= Task directions =
Every single entry needs to appear again exactly as given.

= Data about app and page elements =

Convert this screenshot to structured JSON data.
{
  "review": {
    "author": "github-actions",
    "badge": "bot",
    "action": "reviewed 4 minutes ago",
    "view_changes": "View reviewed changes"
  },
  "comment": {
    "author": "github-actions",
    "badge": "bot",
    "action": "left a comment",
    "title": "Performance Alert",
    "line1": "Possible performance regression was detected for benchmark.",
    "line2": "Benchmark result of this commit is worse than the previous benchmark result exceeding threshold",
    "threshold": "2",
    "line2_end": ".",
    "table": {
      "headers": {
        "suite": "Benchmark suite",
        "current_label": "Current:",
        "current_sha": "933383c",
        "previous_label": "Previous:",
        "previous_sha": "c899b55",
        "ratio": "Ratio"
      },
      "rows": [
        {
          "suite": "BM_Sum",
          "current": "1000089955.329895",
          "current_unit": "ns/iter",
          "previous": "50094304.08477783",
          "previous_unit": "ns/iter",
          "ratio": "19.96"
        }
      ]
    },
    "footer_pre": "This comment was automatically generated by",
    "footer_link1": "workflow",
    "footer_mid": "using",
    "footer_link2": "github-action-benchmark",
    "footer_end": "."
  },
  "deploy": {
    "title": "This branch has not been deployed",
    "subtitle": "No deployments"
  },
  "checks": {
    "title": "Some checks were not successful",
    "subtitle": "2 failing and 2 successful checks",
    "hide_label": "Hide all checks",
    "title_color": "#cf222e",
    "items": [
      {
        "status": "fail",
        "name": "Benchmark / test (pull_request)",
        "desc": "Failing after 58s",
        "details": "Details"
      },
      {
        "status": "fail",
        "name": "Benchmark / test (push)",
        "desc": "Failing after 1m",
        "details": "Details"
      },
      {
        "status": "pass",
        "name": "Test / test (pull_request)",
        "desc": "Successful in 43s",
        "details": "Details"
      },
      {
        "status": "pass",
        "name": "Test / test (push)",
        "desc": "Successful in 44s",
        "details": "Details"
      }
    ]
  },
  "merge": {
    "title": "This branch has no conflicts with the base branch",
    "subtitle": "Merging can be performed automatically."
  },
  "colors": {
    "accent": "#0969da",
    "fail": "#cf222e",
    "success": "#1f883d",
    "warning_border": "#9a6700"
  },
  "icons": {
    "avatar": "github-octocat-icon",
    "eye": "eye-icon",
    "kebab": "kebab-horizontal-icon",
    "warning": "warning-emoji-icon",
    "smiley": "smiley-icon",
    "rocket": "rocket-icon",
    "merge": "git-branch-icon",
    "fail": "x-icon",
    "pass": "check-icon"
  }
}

= Written answer =
Convert this screenshot to structured JSON data.
{
  "review": {
    "author": "github-actions",
    "badge": "bot",
    "action": "reviewed 4 minutes ago",
    "view_changes": "View reviewed changes"
  },
  "comment": {
    "author": "github-actions",
    "badge": "bot",
    "action": "left a comment",
    "title": "Performance Alert",
    "line1": "Possible performance regression was detected for benchmark.",
    "line2": "Benchmark result of this commit is worse than the previous benchmark result exceeding threshold",
    "threshold": "2",
    "line2_end": ".",
    "table": {
      "headers": {
        "suite": "Benchmark suite",
        "current_label": "Current:",
        "current_sha": "933383c",
        "previous_label": "Previous:",
        "previous_sha": "c899b55",
        "ratio": "Ratio"
      },
      "rows": [
        {
          "suite": "BM_Sum",
          "current": "1000089955.329895",
          "current_unit": "ns/iter",
          "previous": "50094304.08477783",
          "previous_unit": "ns/iter",
          "ratio": "19.96"
        }
      ]
    },
    "footer_pre": "This comment was automatically generated by",
    "footer_link1": "workflow",
    "footer_mid": "using",
    "footer_link2": "github-action-benchmark",
    "footer_end": "."
  },
  "deploy": {
    "title": "This branch has not been deployed",
    "subtitle": "No deployments"
  },
  "checks": {
    "title": "Some checks were not successful",
    "subtitle": "2 failing and 2 successful checks",
    "hide_label": "Hide all checks",
    "title_color": "#cf222e",
    "items": [
      {
        "status": "fail",
        "name": "Benchmark / test (pull_request)",
        "desc": "Failing after 58s",
        "details": "Details"
      },
      {
        "status": "fail",
        "name": "Benchmark / test (push)",
        "desc": "Failing after 1m",
        "details": "Details"
      },
      {
        "status": "pass",
        "name": "Test / test (pull_request)",
        "desc": "Successful in 43s",
        "details": "Details"
      },
      {
        "status": "pass",
        "name": "Test / test (push)",
        "desc": "Successful in 44s",
        "details": "Details"
      }
    ]
  },
  "merge": {
    "title": "This branch has no conflicts with the base branch",
    "subtitle": "Merging can be performed automatically."
  },
  "colors": {
    "accent": "#0969da",
    "fail": "#cf222e",
    "success": "#1f883d",
    "warning_border": "#9a6700"
  },
  "icons": {
    "avatar": "github-octocat-icon",
    "eye": "eye-icon",
    "kebab": "kebab-horizontal-icon",
    "warning": "warning-emoji-icon",
    "smiley": "smiley-icon",
    "rocket": "rocket-icon",
    "merge": "git-branch-icon",
    "fail": "x-icon",
    "pass": "check-icon"
  }
}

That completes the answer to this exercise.